Future of Mansfield's Berry Hill Park to be decided this week

Residents protest at Berry Hill Park.
Residents protest at Berry Hill Park.

A report outlining Mansfield District Council's "future commitments" to Berry Hill Park is set to be considered this week.

It comes after months of uncertainty about whether the much-loved park will stay open, with its trustees revealing in autumn last year that they can "no longer afford" its maintenance.

Clare Dobb, who organised the protest.

Clare Dobb, who organised the protest.

Mansfield District Council stepped in after the group called on it to take over control of the park and become "corporate trustees", with council officials holding "positive" meetings about the park's future on June 7.

And now a report, which assesses the financial "challenges" and "anticipated repairs" at the park, will be accessed by the council's new portfolio holder for environment, Councillor Andy Burgin.

Coun Burgin is expected to consider whether the "corporate trustee" model is the authority's favourable option, before making recommendations to councillors.

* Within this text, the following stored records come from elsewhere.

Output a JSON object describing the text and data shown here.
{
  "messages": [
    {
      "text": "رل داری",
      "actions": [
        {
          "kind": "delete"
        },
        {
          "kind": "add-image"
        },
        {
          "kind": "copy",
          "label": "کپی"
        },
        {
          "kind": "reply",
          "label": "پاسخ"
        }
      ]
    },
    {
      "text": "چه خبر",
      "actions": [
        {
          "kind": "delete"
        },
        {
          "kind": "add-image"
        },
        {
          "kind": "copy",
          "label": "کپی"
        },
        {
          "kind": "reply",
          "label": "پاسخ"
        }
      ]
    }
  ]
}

A council spokesman said: "The report sets out the challenges and financial situation regarding the park along with the uses and current governance arrangements.

Berry Hill Park.

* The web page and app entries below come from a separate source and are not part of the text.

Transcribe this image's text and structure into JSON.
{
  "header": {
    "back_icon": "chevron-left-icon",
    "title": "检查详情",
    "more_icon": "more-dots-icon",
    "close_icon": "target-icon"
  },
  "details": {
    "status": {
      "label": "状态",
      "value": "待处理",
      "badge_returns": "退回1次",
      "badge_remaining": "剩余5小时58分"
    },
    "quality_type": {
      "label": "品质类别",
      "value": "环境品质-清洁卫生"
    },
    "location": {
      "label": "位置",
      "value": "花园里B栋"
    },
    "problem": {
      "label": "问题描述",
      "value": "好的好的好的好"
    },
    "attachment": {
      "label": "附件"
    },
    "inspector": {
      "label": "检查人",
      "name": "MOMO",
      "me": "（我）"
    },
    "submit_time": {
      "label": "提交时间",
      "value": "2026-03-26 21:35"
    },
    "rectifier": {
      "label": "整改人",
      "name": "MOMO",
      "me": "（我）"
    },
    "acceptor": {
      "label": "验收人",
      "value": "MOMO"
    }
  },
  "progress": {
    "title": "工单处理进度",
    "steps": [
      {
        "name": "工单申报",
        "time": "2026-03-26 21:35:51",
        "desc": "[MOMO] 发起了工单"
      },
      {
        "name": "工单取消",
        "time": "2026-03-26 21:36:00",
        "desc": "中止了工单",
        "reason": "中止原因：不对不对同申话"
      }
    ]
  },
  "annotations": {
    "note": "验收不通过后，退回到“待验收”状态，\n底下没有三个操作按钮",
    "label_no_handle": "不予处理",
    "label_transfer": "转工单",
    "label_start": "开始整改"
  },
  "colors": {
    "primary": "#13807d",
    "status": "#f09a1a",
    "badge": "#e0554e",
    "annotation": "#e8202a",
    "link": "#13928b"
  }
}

Berry Hill Park.

"The report highlights the anticipated repairs needed on the park, of about £211,000 and maintenance plan costing about £32,000 per year should it become corporate trustee.

"Councillor Andy Burgin will consider whether the trustee model is favourable before making a recommendation to full council later this month."

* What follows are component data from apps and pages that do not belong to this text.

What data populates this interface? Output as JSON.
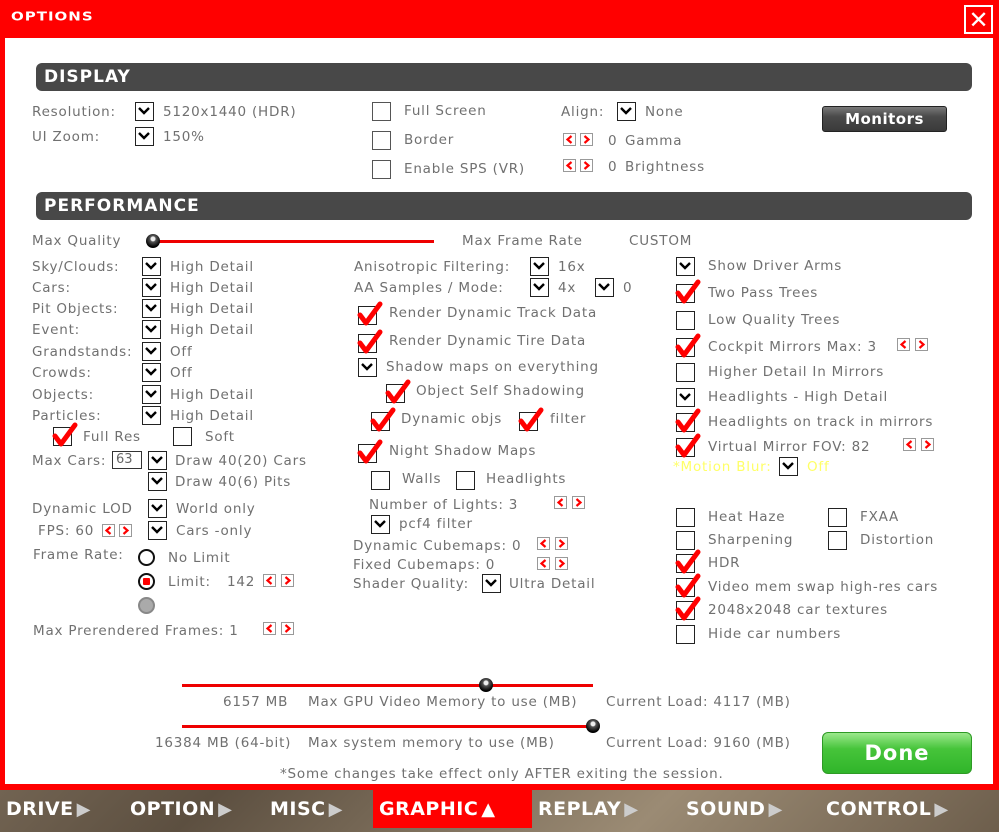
{
  "window": {
    "title": "OPTIONS",
    "close_icon": "close-icon"
  },
  "display": {
    "header": "DISPLAY",
    "resolution_label": "Resolution:",
    "resolution_value": "5120x1440 (HDR)",
    "ui_zoom_label": "UI Zoom:",
    "ui_zoom_value": "150%",
    "full_screen": {
      "label": "Full Screen",
      "checked": false
    },
    "border": {
      "label": "Border",
      "checked": false
    },
    "enable_sps": {
      "label": "Enable SPS (VR)",
      "checked": false
    },
    "align_label": "Align:",
    "align_value": "None",
    "gamma": {
      "value": "0",
      "label": "Gamma"
    },
    "brightness": {
      "value": "0",
      "label": "Brightness"
    },
    "monitors_button": "Monitors"
  },
  "performance": {
    "header": "PERFORMANCE",
    "quality_slider": {
      "left_label": "Max Quality",
      "right_label": "Max Frame Rate",
      "preset": "CUSTOM",
      "position": 0.0
    },
    "detail_rows": [
      {
        "label": "Sky/Clouds:",
        "value": "High Detail"
      },
      {
        "label": "Cars:",
        "value": "High Detail"
      },
      {
        "label": "Pit Objects:",
        "value": "High Detail"
      },
      {
        "label": "Event:",
        "value": "High Detail"
      },
      {
        "label": "Grandstands:",
        "value": "Off"
      },
      {
        "label": "Crowds:",
        "value": "Off"
      },
      {
        "label": "Objects:",
        "value": "High Detail"
      },
      {
        "label": "Particles:",
        "value": "High Detail"
      }
    ],
    "full_res": {
      "label": "Full Res",
      "checked": true
    },
    "soft": {
      "label": "Soft",
      "checked": false
    },
    "max_cars_label": "Max Cars:",
    "max_cars_value": "63",
    "draw_cars": "Draw 40(20) Cars",
    "draw_pits": "Draw 40(6) Pits",
    "dynamic_lod_label": "Dynamic LOD",
    "dynamic_lod_world": "World  only",
    "fps_label": "FPS: 60",
    "dynamic_lod_cars": "Cars -only",
    "frame_rate_label": "Frame Rate:",
    "frame_rate_options": [
      {
        "label": "No Limit",
        "selected": false
      },
      {
        "label": "Limit:",
        "value": "142",
        "selected": true
      }
    ],
    "max_prerendered_frames": "Max Prerendered Frames: 1",
    "anisotropic_label": "Anisotropic Filtering:",
    "anisotropic_value": "16x",
    "aa_label": "AA Samples / Mode:",
    "aa_samples": "4x",
    "aa_mode": "0",
    "render_track_data": {
      "label": "Render Dynamic Track Data",
      "checked": true
    },
    "render_tire_data": {
      "label": "Render Dynamic Tire Data",
      "checked": true
    },
    "shadow_maps_everything": {
      "label": "Shadow maps on everything"
    },
    "object_self_shadowing": {
      "label": "Object Self Shadowing",
      "checked": true
    },
    "dynamic_objs": {
      "label": "Dynamic objs",
      "checked": true
    },
    "filter": {
      "label": "filter",
      "checked": true
    },
    "night_shadow_maps": {
      "label": "Night Shadow Maps",
      "checked": true
    },
    "walls": {
      "label": "Walls",
      "checked": false
    },
    "headlights_shadow": {
      "label": "Headlights",
      "checked": false
    },
    "number_of_lights": "Number of Lights: 3",
    "pcf4_filter": "pcf4 filter",
    "dynamic_cubemaps": "Dynamic Cubemaps: 0",
    "fixed_cubemaps": "Fixed Cubemaps: 0",
    "shader_quality_label": "Shader Quality:",
    "shader_quality_value": "Ultra Detail",
    "right_options": [
      {
        "label": "Show Driver Arms",
        "state": "dropdown"
      },
      {
        "label": "Two Pass Trees",
        "state": "checked"
      },
      {
        "label": "Low Quality Trees",
        "state": "unchecked"
      },
      {
        "label": "Cockpit Mirrors  Max:  3",
        "state": "checked"
      },
      {
        "label": "Higher Detail In Mirrors",
        "state": "unchecked"
      },
      {
        "label": "Headlights - High Detail",
        "state": "dropdown"
      },
      {
        "label": "Headlights on track in mirrors",
        "state": "checked"
      },
      {
        "label": "Virtual Mirror  FOV:  82",
        "state": "checked"
      }
    ],
    "motion_blur_label": "*Motion Blur:",
    "motion_blur_value": "Off",
    "post_options": [
      {
        "label": "Heat Haze",
        "checked": false
      },
      {
        "label": "FXAA",
        "checked": false
      },
      {
        "label": "Sharpening",
        "checked": false
      },
      {
        "label": "Distortion",
        "checked": false
      },
      {
        "label": "HDR",
        "checked": true
      },
      {
        "label": "Video mem swap high-res cars",
        "checked": true
      },
      {
        "label": "2048x2048 car textures",
        "checked": true
      },
      {
        "label": "Hide car numbers",
        "checked": false
      }
    ]
  },
  "memory": {
    "gpu": {
      "value": "6157 MB",
      "label": "Max GPU Video Memory to use (MB)",
      "current_load": "Current Load: 4117 (MB)",
      "position": 0.74
    },
    "system": {
      "value": "16384 MB (64-bit)",
      "label": "Max system memory to use (MB)",
      "current_load": "Current Load: 9160 (MB)",
      "position": 1.0
    }
  },
  "footnote": "*Some changes take effect only AFTER exiting the session.",
  "done_button": "Done",
  "nav_tabs": [
    {
      "label": "DRIVE",
      "active": false
    },
    {
      "label": "OPTION",
      "active": false
    },
    {
      "label": "MISC",
      "active": false
    },
    {
      "label": "GRAPHIC",
      "active": true
    },
    {
      "label": "REPLAY",
      "active": false
    },
    {
      "label": "SOUND",
      "active": false
    },
    {
      "label": "CONTROL",
      "active": false
    }
  ],
  "colors": {
    "accent_red": "#ff0000",
    "done_green": "#46c43a",
    "section_gray": "#484848",
    "motion_blur_yellow": "#ffff66"
  }
}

When concern was first raised about the park's future in November 2018, residents banded together to form a protest against its closure.

Protesters were worried that the closure of the park would lead to "rogue developers" eventually "swooping in" and building houses on the park.

Multiple planning applications have been rejected to build houses on the park already, but campaigners in favour of saving the park believe a "good business plan" is needed.

Clare Dobb, who launched the 'Save Our Park' campaign, said: "I understand that all councils are under a financial strain.

"CISWO are not interested in the park, and planning permission has been rejected [for houses].

"This park is important to the town and community just as all the other parks are, and I think a good business plan will have this park covering all costs in a few years time."

Ben Bradley, Mansfield's MP, added: "I've been pressing the council and the trustees to sort this out, and as far as I'm concerned it should have been done and dusted six months ago.

"I've made very clear that as far as I'm concerned the Council made a firm commitment to take this on and anything less would be a total failure."